[fusion_builder_container hundred_percent=”no” hundred_percent_height=”no” hundred_percent_height_scroll=”no” hundred_percent_height_center_content=”yes” equal_height_columns=”no” menu_anchor=”” hide_on_mobile=”small-visibility,medium-visibility,large-visibility” status=”published” publish_date=”” class=”” id=”” background_color=”” background_image=”” background_position=”center center” background_repeat=”no-repeat” fade=”no” background_parallax=”none” enable_mobile=”no” parallax_speed=”0.3″ video_mp4=”” video_webm=”” video_ogv=”” video_url=”” video_aspect_ratio=”16:9″ video_loop=”yes” video_mute=”yes” video_preview_image=”” border_size=”” border_color=”” border_style=”solid” margin_top=”” margin_bottom=”” padding_top=”” padding_right=”” padding_bottom=”” padding_left=””][fusion_builder_row][fusion_builder_column type=”1_1″ layout=”1_1″ spacing=”” center_content=”no” link=”” target=”_self” min_height=”” hide_on_mobile=”small-visibility,medium-visibility,large-visibility” class=”” id=”” background_color=”” background_image=”” background_image_id=”” background_position=”left top” background_repeat=”no-repeat” hover_type=”none” border_size=”0″ border_color=”” border_style=”solid” border_position=”all” padding_top=”” padding_right=”” padding_bottom=”” padding_left=”” margin_top=”” margin_bottom=”” animation_type=”” animation_direction=”left” animation_speed=”0.3″ animation_offset=”” last=”no”][fusion_title hide_on_mobile=”small-visibility,medium-visibility,large-visibility” class=”” id=”” content_align=”left” size=”1″ font_size=”” line_height=”” letter_spacing=”” margin_top=”” margin_bottom=”” text_color=”” style_type=”none” sep_color=””]

Sedation Options

[/fusion_title][fusion_text columns=”” column_min_width=”” column_spacing=”” rule_style=”default” rule_size=”” rule_color=”” hide_on_mobile=”small-visibility,medium-visibility,large-visibility” class=”” id=””]

With so many different sedation options and techniques, it can become overwhelming to try and understand which option will be best for you. Your oral surgeon will work with you to decide on a personalized sedation plan that will give you the care you need while ensuring your comfort and safety every step of the way.

Local Anesthetics

  • The most common type of local anesthetic is lidocaine, which is administered by injection.

  • Often used for simple surgeries, such as gum treatments and tooth extractions. 

  • There are two kinds of numbing injections. A block injection numbs an entire region of your mouth, such as one side of your lower jaw. An infiltration injection numbs a smaller area.
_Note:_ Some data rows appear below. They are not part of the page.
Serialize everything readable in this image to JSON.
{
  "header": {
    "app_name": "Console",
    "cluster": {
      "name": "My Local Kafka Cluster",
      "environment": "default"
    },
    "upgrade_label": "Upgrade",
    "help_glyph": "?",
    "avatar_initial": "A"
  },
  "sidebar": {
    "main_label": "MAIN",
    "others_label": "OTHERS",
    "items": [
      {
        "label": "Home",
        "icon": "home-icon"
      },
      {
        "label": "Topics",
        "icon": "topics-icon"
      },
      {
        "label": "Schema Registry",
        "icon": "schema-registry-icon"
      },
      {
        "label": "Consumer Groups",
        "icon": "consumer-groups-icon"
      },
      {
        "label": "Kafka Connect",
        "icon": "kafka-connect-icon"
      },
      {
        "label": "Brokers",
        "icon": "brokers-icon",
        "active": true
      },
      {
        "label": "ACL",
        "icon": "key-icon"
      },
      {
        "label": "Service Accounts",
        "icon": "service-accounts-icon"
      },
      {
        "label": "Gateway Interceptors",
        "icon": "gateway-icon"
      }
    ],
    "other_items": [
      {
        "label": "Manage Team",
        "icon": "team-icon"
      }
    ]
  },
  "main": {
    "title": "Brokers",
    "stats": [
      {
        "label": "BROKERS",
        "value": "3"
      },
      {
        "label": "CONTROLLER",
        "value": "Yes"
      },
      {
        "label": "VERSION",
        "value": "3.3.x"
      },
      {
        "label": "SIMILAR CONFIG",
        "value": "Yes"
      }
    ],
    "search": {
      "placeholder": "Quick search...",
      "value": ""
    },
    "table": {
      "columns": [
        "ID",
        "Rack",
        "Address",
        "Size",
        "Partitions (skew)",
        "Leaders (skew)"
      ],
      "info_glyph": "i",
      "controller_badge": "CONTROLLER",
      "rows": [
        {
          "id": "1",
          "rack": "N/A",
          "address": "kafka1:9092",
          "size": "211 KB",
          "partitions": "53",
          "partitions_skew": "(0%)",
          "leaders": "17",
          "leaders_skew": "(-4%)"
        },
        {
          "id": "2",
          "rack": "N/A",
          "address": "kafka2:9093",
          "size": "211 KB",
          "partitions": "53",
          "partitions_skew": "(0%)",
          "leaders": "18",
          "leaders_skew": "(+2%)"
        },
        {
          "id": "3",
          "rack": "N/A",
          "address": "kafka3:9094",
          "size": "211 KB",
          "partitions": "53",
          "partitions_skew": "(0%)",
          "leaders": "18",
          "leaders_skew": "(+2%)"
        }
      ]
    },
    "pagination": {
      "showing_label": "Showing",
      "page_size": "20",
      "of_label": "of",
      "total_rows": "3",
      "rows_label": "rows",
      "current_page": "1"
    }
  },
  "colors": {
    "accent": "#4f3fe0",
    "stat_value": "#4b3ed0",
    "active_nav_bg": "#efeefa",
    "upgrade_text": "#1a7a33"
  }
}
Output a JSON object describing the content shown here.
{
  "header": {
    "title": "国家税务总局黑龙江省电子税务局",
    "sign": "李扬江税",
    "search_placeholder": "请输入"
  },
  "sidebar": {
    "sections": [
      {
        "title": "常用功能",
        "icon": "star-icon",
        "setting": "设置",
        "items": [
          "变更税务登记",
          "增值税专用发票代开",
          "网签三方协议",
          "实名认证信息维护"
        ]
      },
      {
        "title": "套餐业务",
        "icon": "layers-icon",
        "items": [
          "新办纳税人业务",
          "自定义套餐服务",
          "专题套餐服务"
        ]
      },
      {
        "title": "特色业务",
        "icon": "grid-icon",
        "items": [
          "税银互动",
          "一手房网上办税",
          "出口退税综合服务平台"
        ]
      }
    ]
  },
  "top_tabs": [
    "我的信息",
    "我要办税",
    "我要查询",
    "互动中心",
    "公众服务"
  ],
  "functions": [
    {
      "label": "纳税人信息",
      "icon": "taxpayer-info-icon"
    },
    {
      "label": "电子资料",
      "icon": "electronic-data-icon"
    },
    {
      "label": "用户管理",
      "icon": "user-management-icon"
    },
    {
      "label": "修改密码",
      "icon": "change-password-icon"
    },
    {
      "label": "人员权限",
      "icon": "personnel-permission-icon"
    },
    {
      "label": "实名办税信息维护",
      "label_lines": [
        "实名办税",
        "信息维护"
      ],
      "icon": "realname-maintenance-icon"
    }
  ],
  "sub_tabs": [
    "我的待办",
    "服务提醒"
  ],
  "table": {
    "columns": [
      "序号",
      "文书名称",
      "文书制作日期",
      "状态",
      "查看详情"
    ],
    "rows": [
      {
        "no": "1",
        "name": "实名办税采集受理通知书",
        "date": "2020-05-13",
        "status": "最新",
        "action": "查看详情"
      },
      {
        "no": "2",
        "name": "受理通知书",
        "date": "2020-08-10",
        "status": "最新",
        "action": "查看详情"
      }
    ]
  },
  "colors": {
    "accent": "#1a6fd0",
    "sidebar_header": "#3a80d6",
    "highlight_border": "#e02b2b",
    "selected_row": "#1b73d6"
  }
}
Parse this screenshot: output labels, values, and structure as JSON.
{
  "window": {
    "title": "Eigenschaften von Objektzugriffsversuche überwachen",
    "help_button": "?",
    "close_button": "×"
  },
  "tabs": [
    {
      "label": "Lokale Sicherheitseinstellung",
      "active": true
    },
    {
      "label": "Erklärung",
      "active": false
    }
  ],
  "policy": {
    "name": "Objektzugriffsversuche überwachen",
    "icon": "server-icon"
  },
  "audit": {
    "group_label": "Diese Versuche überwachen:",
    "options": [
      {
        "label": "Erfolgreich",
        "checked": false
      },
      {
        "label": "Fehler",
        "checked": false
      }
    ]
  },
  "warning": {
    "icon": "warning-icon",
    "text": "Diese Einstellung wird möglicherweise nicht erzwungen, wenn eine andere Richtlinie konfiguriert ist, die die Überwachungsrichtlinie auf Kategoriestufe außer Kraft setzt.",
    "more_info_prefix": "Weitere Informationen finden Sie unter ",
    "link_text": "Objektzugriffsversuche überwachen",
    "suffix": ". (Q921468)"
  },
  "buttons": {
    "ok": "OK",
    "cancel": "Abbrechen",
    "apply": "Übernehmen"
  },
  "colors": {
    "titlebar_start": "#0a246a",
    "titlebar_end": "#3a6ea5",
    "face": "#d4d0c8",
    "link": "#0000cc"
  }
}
This is the area near where the injection was given.

Nitrous Oxide with Local Anesthetics (“Laughing Gas”)

  • Used for simple oral surgical treatments, such as extractions, wisdom teeth removal, and implant replacements.

  • When Nitrous Oxide is used with local anesthetic, patients won’t feel pain or anxiety.

  • Administered through a small mask that fits right over your nose.

In Office IV Sedation or General Anesthesia

  • Patients who receive this option go between consciousness and unconsciousness throughout their procedure and typically don’t remember the procedure.

  • Recommended that patients who receive deep sedation have a parent, spouse, or friend accompany them to appointments because it can take several hours for the sedative to wear off.

Your oral surgeon is also licensed by the state to administer general anesthesia, so you can receive the care you need in the comfort of our office. We provide general anesthesia for patients who need all types of oral surgery. Because of the anxiety related to dental procedures, you may choose general anesthesia for procedures as simple as wisdom tooth removal and implant placement, or as complex as full-mouth reconstruction.

Hospital-Based General Anesthesia

  • Used when oral surgery is performed at a hospital.

  • Administered by an anesthesiologist who will monitor your vital signs throughout the procedure.

  • Most commonly used for facial reconstructive surgery and jaw reconstruction, TMJ, and patients who have complex medical conditions.

Because general anesthesia causes drowsiness for several hours after it is administered, you will be required to have a family member or friend drive you to and from your appointment. After your treatment, you should not drive, drink alcohol, or operate machinery.